Information »
=== Section Start ===

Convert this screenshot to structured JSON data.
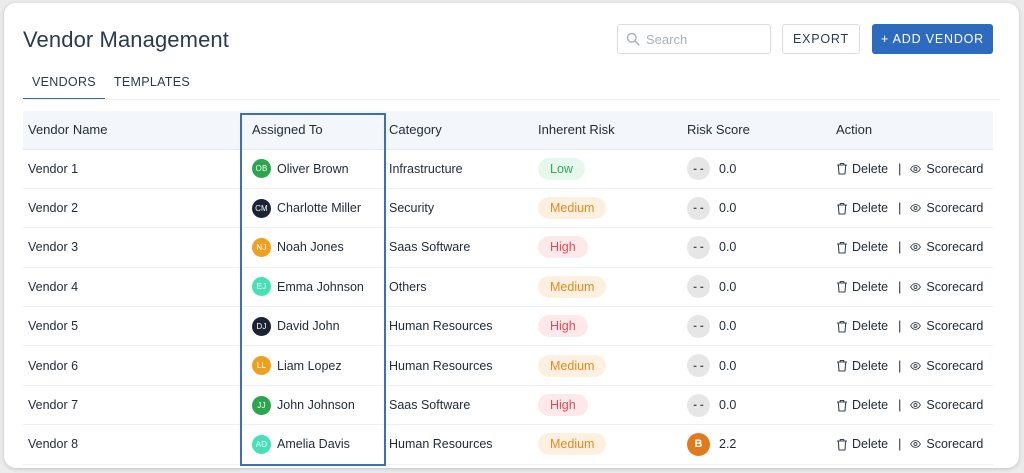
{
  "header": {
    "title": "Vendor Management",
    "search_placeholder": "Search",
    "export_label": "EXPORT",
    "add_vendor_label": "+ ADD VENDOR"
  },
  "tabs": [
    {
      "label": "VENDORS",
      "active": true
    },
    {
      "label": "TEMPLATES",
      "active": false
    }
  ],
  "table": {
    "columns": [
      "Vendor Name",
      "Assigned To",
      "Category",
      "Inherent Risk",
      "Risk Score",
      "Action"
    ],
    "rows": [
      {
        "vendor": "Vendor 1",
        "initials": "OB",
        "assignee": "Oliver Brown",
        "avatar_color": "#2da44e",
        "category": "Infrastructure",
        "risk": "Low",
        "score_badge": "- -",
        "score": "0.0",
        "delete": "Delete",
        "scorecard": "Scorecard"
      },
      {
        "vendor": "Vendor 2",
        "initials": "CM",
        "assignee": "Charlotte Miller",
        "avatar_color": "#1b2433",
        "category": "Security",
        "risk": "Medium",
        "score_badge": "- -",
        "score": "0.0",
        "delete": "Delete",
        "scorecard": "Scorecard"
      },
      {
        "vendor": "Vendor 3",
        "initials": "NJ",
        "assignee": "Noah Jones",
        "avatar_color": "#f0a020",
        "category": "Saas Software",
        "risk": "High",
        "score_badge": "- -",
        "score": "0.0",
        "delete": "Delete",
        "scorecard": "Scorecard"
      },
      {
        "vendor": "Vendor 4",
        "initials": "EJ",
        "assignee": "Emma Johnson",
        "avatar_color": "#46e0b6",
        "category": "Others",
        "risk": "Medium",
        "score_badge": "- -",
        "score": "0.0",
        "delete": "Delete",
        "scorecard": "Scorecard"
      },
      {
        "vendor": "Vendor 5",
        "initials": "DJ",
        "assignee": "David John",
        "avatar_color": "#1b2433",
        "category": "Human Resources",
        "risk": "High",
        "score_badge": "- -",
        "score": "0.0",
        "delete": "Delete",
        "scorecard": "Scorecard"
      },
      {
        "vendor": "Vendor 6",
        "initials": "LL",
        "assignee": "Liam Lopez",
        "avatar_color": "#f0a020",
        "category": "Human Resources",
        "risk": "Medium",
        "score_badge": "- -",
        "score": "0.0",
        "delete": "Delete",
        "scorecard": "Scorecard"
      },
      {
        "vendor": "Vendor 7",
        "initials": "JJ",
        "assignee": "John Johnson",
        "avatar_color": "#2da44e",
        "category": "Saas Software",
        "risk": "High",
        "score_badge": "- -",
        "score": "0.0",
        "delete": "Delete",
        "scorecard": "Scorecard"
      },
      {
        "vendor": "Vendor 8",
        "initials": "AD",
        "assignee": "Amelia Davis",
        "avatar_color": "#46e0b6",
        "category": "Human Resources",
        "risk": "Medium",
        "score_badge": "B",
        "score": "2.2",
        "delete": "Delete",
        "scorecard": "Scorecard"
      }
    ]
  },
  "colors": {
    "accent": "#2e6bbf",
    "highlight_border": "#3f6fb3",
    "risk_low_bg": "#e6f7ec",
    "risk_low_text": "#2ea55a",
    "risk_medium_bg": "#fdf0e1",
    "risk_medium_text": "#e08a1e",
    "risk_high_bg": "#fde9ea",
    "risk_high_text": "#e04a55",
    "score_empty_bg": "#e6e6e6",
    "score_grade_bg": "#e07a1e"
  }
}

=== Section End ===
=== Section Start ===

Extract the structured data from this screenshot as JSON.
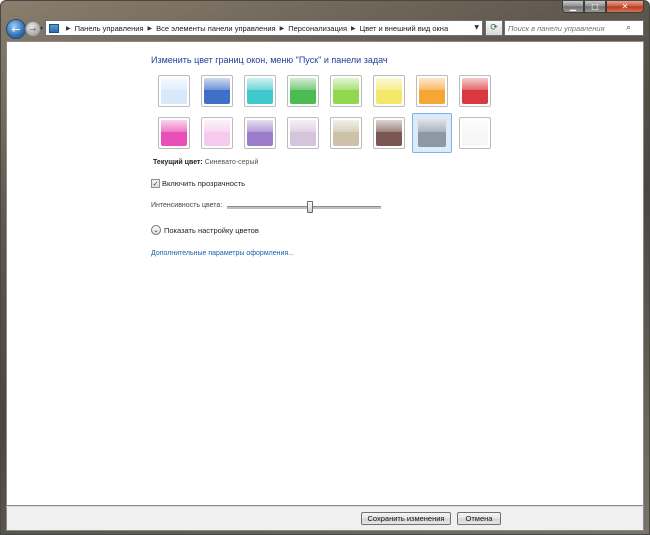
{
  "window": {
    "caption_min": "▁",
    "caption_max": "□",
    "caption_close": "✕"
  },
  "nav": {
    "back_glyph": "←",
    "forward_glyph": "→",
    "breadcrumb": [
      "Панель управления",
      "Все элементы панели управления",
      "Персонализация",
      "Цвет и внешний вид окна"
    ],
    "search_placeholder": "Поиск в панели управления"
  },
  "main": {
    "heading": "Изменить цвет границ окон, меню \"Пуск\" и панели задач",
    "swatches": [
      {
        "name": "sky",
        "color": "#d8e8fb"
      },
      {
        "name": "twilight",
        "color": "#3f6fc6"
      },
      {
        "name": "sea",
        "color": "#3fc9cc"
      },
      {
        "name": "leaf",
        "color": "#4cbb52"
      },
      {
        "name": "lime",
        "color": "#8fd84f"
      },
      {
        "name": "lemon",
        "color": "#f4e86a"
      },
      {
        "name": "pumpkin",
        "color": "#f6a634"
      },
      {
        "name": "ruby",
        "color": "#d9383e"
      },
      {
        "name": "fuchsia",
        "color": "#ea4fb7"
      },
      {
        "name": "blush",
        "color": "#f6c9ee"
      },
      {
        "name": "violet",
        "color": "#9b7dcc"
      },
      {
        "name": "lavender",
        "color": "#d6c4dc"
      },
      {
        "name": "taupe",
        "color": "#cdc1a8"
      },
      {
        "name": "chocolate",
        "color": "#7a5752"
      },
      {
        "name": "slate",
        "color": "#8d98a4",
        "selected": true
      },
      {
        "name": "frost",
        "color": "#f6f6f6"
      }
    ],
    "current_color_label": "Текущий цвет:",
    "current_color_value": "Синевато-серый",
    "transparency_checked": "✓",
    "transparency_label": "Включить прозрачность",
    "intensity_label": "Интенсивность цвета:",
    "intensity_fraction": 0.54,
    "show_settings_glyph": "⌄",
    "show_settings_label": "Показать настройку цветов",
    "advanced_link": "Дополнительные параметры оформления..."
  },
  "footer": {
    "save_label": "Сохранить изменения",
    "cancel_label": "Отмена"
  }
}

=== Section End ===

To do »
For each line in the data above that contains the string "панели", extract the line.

Expected answer »
      "Все элементы панели управления",
    "search_placeholder": "Поиск в панели управления"
    "heading": "Изменить цвет границ окон, меню \"Пуск\" и панели задач",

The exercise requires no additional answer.